> _TASK OBJECTIVE_
Look through the listing below and work out how many of its lines hold the word "JSON". Give only the number.

RECORDED INFORMATION START

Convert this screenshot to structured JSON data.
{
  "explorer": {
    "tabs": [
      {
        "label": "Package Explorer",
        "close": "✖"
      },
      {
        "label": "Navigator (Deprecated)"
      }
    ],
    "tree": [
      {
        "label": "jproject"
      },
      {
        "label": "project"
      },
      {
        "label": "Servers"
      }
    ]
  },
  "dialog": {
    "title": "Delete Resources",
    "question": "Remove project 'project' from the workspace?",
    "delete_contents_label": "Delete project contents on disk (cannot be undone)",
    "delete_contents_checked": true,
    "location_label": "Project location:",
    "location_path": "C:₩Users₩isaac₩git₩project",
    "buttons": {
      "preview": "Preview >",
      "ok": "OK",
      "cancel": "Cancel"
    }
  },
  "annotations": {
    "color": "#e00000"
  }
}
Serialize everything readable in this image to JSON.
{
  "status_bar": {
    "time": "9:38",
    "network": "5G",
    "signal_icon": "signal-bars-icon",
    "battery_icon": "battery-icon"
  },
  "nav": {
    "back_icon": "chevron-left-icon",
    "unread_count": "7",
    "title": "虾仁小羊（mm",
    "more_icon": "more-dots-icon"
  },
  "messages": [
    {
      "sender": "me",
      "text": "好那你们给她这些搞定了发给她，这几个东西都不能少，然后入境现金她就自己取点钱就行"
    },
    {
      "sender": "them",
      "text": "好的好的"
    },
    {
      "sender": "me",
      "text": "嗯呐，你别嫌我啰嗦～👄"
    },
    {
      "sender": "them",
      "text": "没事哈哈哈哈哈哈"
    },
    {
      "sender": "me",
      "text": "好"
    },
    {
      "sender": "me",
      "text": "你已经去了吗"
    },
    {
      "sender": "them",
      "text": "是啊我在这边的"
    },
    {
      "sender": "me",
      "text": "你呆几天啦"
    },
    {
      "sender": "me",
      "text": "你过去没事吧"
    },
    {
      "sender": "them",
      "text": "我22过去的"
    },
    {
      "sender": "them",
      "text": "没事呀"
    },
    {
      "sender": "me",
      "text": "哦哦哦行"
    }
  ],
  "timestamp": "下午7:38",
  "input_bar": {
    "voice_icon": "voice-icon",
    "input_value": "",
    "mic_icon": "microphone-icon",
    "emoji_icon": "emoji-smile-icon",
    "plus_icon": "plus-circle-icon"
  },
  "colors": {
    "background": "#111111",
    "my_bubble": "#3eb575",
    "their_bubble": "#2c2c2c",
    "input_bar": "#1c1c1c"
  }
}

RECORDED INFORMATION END

> _RESULT BELOW_
2